Task to complete
Your answer must be the records, copied with no change.
┌──
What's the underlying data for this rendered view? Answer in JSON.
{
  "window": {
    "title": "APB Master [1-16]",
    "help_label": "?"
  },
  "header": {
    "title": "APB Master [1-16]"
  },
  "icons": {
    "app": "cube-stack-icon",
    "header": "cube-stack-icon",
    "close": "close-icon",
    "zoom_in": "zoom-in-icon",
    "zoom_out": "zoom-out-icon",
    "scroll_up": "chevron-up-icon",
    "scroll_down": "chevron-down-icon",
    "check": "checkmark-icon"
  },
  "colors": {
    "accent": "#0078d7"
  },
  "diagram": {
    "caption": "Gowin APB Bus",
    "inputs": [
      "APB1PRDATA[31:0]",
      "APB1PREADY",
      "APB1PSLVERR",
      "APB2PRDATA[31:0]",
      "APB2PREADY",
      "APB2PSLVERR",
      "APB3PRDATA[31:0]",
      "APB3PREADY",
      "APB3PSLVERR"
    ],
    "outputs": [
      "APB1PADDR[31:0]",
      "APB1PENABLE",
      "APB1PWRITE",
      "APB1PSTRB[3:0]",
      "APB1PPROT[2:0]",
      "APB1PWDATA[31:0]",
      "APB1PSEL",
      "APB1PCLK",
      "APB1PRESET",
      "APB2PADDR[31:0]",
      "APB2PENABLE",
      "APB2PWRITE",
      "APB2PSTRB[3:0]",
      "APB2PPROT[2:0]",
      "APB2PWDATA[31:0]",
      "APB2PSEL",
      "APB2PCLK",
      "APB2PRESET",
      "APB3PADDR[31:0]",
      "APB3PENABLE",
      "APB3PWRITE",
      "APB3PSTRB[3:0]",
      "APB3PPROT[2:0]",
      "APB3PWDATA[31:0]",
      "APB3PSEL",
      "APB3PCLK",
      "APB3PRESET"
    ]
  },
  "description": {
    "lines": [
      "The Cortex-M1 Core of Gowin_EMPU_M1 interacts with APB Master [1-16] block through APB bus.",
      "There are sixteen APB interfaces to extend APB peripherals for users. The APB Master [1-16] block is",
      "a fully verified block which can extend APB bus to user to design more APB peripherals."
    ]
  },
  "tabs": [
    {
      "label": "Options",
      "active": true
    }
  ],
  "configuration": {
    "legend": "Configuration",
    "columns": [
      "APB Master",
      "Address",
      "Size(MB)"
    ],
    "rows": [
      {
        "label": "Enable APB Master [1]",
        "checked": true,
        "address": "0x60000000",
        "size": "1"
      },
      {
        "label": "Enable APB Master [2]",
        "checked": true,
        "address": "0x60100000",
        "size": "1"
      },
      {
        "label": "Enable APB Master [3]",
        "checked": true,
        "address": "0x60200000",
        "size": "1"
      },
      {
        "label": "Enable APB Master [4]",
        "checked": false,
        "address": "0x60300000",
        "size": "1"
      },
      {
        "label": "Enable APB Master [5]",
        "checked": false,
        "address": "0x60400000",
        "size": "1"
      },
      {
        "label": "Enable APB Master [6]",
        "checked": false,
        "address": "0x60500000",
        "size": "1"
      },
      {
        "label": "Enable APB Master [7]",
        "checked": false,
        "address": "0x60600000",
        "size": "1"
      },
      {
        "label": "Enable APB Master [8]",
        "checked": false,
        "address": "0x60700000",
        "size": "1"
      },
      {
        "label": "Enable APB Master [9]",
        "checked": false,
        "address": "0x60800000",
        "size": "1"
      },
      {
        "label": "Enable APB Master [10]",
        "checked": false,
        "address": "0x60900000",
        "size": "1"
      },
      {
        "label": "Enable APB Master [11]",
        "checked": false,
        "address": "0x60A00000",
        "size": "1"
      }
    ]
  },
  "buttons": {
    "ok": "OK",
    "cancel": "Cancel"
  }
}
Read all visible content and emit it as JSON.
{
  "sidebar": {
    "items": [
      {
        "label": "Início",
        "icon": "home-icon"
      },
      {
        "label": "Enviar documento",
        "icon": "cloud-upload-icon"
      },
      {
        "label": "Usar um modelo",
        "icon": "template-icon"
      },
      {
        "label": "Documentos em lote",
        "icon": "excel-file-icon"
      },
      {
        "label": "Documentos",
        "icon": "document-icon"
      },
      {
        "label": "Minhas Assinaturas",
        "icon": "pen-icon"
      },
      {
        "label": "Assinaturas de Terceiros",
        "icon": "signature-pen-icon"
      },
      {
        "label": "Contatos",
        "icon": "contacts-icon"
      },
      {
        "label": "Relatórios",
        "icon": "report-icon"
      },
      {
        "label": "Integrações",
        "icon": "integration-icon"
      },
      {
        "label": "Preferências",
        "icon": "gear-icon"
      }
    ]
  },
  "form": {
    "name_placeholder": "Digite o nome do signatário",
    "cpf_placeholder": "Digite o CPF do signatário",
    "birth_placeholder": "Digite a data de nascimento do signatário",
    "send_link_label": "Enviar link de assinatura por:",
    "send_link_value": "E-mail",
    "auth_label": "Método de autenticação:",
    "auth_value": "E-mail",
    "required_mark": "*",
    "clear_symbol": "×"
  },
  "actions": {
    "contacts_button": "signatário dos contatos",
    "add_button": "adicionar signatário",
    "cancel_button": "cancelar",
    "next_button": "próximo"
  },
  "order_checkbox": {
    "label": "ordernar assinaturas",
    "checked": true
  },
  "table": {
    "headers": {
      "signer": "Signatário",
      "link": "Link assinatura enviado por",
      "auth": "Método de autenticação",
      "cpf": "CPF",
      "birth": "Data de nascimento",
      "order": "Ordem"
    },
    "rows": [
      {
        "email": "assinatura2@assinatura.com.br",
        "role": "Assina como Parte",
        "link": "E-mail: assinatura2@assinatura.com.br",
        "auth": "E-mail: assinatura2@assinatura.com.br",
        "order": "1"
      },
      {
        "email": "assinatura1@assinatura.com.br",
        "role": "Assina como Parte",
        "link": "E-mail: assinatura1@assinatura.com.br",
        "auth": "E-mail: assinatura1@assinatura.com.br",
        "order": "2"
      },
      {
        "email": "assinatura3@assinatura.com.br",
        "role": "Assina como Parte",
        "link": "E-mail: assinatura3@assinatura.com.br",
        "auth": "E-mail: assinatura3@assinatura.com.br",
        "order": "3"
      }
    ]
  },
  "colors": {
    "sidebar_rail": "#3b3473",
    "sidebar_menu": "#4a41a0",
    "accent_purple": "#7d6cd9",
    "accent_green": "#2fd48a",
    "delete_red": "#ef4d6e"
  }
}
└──
Your solution
What's the underlying data for this rendered view? Answer in JSON.
{
  "window": {
    "title": "APB Master [1-16]",
    "help_label": "?"
  },
  "header": {
    "title": "APB Master [1-16]"
  },
  "icons": {
    "app": "cube-stack-icon",
    "header": "cube-stack-icon",
    "close": "close-icon",
    "zoom_in": "zoom-in-icon",
    "zoom_out": "zoom-out-icon",
    "scroll_up": "chevron-up-icon",
    "scroll_down": "chevron-down-icon",
    "check": "checkmark-icon"
  },
  "colors": {
    "accent": "#0078d7"
  },
  "diagram": {
    "caption": "Gowin APB Bus",
    "inputs": [
      "APB1PRDATA[31:0]",
      "APB1PREADY",
      "APB1PSLVERR",
      "APB2PRDATA[31:0]",
      "APB2PREADY",
      "APB2PSLVERR",
      "APB3PRDATA[31:0]",
      "APB3PREADY",
      "APB3PSLVERR"
    ],
    "outputs": [
      "APB1PADDR[31:0]",
      "APB1PENABLE",
      "APB1PWRITE",
      "APB1PSTRB[3:0]",
      "APB1PPROT[2:0]",
      "APB1PWDATA[31:0]",
      "APB1PSEL",
      "APB1PCLK",
      "APB1PRESET",
      "APB2PADDR[31:0]",
      "APB2PENABLE",
      "APB2PWRITE",
      "APB2PSTRB[3:0]",
      "APB2PPROT[2:0]",
      "APB2PWDATA[31:0]",
      "APB2PSEL",
      "APB2PCLK",
      "APB2PRESET",
      "APB3PADDR[31:0]",
      "APB3PENABLE",
      "APB3PWRITE",
      "APB3PSTRB[3:0]",
      "APB3PPROT[2:0]",
      "APB3PWDATA[31:0]",
      "APB3PSEL",
      "APB3PCLK",
      "APB3PRESET"
    ]
  },
  "description": {
    "lines": [
      "The Cortex-M1 Core of Gowin_EMPU_M1 interacts with APB Master [1-16] block through APB bus.",
      "There are sixteen APB interfaces to extend APB peripherals for users. The APB Master [1-16] block is",
      "a fully verified block which can extend APB bus to user to design more APB peripherals."
    ]
  },
  "tabs": [
    {
      "label": "Options",
      "active": true
    }
  ],
  "configuration": {
    "legend": "Configuration",
    "columns": [
      "APB Master",
      "Address",
      "Size(MB)"
    ],
    "rows": [
      {
        "label": "Enable APB Master [1]",
        "checked": true,
        "address": "0x60000000",
        "size": "1"
      },
      {
        "label": "Enable APB Master [2]",
        "checked": true,
        "address": "0x60100000",
        "size": "1"
      },
      {
        "label": "Enable APB Master [3]",
        "checked": true,
        "address": "0x60200000",
        "size": "1"
      },
      {
        "label": "Enable APB Master [4]",
        "checked": false,
        "address": "0x60300000",
        "size": "1"
      },
      {
        "label": "Enable APB Master [5]",
        "checked": false,
        "address": "0x60400000",
        "size": "1"
      },
      {
        "label": "Enable APB Master [6]",
        "checked": false,
        "address": "0x60500000",
        "size": "1"
      },
      {
        "label": "Enable APB Master [7]",
        "checked": false,
        "address": "0x60600000",
        "size": "1"
      },
      {
        "label": "Enable APB Master [8]",
        "checked": false,
        "address": "0x60700000",
        "size": "1"
      },
      {
        "label": "Enable APB Master [9]",
        "checked": false,
        "address": "0x60800000",
        "size": "1"
      },
      {
        "label": "Enable APB Master [10]",
        "checked": false,
        "address": "0x60900000",
        "size": "1"
      },
      {
        "label": "Enable APB Master [11]",
        "checked": false,
        "address": "0x60A00000",
        "size": "1"
      }
    ]
  },
  "buttons": {
    "ok": "OK",
    "cancel": "Cancel"
  }
}
Read all visible content and emit it as JSON.
{
  "sidebar": {
    "items": [
      {
        "label": "Início",
        "icon": "home-icon"
      },
      {
        "label": "Enviar documento",
        "icon": "cloud-upload-icon"
      },
      {
        "label": "Usar um modelo",
        "icon": "template-icon"
      },
      {
        "label": "Documentos em lote",
        "icon": "excel-file-icon"
      },
      {
        "label": "Documentos",
        "icon": "document-icon"
      },
      {
        "label": "Minhas Assinaturas",
        "icon": "pen-icon"
      },
      {
        "label": "Assinaturas de Terceiros",
        "icon": "signature-pen-icon"
      },
      {
        "label": "Contatos",
        "icon": "contacts-icon"
      },
      {
        "label": "Relatórios",
        "icon": "report-icon"
      },
      {
        "label": "Integrações",
        "icon": "integration-icon"
      },
      {
        "label": "Preferências",
        "icon": "gear-icon"
      }
    ]
  },
  "form": {
    "name_placeholder": "Digite o nome do signatário",
    "cpf_placeholder": "Digite o CPF do signatário",
    "birth_placeholder": "Digite a data de nascimento do signatário",
    "send_link_label": "Enviar link de assinatura por:",
    "send_link_value": "E-mail",
    "auth_label": "Método de autenticação:",
    "auth_value": "E-mail",
    "required_mark": "*",
    "clear_symbol": "×"
  },
  "actions": {
    "contacts_button": "signatário dos contatos",
    "add_button": "adicionar signatário",
    "cancel_button": "cancelar",
    "next_button": "próximo"
  },
  "order_checkbox": {
    "label": "ordernar assinaturas",
    "checked": true
  },
  "table": {
    "headers": {
      "signer": "Signatário",
      "link": "Link assinatura enviado por",
      "auth": "Método de autenticação",
      "cpf": "CPF",
      "birth": "Data de nascimento",
      "order": "Ordem"
    },
    "rows": [
      {
        "email": "assinatura2@assinatura.com.br",
        "role": "Assina como Parte",
        "link": "E-mail: assinatura2@assinatura.com.br",
        "auth": "E-mail: assinatura2@assinatura.com.br",
        "order": "1"
      },
      {
        "email": "assinatura1@assinatura.com.br",
        "role": "Assina como Parte",
        "link": "E-mail: assinatura1@assinatura.com.br",
        "auth": "E-mail: assinatura1@assinatura.com.br",
        "order": "2"
      },
      {
        "email": "assinatura3@assinatura.com.br",
        "role": "Assina como Parte",
        "link": "E-mail: assinatura3@assinatura.com.br",
        "auth": "E-mail: assinatura3@assinatura.com.br",
        "order": "3"
      }
    ]
  },
  "colors": {
    "sidebar_rail": "#3b3473",
    "sidebar_menu": "#4a41a0",
    "accent_purple": "#7d6cd9",
    "accent_green": "#2fd48a",
    "delete_red": "#ef4d6e"
  }
}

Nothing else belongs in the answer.